The Potential Effects of Climate Change on Summer Season Dairy Cattle Milk Production and Reproduction
Date of this Version
Published in Climatic Change 23 (1993), pp. 21–36.
The potential direct effects of possible global warming on summer season dairy production and re-production were evaluated for the United States and Europe. Algorithms used for milk production and conception rate were previously developed and validated. Three widely known global circulation models (GISS, GFDL, and UKMO) were used to represent possible scenarios of future climate. Milk production and conception rate declines were highest under the UKMO model scenario and lowest under the GISS model scenario. Predicted declines for the GCM scenarios are generally higher than either “l year in 10” probability-based declines or declines based on the abnormally hot summer of 1980 in the United States. The greatest declines (about 10% for the GISS and GFDL scenarios, and about 20% for the UKMO scenario) in the United States are predicted to occur in the Southeast and the Southwest. Substantial declines (up to 35%) in conception rates were also predicted in many locations, particularly the eastern and southern United States. These areas correspond to areas of high dairy cattle concentration. They already have relatively large summer season milk production declines resulting from normal1y hot conditions. Thus, the actual impacts of increased production declines may be greater in other areas, which are not accustomed to large summer season declines and therefore may require more extensive mitigation measures.
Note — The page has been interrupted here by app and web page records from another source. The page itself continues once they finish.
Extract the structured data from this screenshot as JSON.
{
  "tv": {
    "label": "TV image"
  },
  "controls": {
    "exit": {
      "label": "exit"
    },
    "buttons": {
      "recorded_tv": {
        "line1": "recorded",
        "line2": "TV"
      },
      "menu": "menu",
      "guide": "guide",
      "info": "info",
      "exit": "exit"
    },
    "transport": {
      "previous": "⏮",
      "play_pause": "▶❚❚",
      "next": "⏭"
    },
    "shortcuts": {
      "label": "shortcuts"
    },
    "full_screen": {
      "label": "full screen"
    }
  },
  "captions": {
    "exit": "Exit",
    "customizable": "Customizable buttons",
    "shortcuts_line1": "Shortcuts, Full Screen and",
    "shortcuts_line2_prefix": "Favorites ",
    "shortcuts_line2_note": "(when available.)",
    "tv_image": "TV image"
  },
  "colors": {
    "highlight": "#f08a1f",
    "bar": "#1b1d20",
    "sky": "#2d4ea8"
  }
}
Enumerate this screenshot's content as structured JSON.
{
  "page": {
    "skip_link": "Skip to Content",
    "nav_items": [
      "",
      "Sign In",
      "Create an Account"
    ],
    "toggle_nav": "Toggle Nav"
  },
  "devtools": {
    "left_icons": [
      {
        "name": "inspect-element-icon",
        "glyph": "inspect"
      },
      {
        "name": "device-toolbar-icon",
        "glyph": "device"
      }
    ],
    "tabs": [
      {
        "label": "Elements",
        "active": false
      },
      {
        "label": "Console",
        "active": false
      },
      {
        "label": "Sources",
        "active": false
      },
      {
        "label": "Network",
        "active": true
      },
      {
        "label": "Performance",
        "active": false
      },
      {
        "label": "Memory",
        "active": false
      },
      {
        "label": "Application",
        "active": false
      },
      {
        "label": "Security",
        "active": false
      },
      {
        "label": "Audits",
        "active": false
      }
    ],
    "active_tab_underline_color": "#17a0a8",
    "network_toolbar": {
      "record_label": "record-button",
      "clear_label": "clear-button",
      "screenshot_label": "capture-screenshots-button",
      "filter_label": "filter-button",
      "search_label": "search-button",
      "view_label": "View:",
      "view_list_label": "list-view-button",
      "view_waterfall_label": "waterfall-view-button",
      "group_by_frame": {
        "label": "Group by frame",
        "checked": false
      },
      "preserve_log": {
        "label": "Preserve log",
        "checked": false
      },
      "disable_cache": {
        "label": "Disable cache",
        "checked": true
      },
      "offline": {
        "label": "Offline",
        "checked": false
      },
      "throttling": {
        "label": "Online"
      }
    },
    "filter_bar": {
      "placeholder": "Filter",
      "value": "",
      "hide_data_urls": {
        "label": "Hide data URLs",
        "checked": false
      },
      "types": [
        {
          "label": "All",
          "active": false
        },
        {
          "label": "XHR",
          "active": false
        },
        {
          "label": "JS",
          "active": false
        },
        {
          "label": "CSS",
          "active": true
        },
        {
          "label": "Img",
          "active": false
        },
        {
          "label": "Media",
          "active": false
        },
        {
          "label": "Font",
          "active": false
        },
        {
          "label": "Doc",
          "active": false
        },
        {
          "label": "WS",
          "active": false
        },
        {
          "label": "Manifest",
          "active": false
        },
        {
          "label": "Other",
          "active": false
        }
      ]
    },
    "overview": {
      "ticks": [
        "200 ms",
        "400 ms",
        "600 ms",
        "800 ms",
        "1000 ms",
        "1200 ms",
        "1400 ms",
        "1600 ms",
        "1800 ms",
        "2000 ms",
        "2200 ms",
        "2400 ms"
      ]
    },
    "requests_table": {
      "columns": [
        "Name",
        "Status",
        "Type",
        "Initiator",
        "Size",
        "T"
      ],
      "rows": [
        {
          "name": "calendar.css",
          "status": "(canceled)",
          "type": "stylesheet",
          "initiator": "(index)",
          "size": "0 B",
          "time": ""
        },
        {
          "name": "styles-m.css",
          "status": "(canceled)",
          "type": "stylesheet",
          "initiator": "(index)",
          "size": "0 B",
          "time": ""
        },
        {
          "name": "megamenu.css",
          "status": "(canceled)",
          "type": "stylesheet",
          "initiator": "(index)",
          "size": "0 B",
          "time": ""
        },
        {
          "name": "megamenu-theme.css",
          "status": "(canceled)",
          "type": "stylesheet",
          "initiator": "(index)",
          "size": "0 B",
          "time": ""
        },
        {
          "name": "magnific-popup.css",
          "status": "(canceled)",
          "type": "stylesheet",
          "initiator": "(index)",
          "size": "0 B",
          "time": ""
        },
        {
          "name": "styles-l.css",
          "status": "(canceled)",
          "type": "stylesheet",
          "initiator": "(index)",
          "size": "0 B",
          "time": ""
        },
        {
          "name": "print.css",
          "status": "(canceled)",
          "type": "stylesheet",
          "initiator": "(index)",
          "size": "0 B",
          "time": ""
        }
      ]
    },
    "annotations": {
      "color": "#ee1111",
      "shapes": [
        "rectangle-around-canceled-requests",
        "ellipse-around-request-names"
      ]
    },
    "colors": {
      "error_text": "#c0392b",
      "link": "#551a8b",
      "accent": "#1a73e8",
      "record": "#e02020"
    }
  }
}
Climate Commons, Environmental Indicators and Impact Assessment Commons, Environmental Monitoring Commons, Hydrology Commons, Other Earth Sciences Commons, Water Resource Management Commons
U.S. Government Work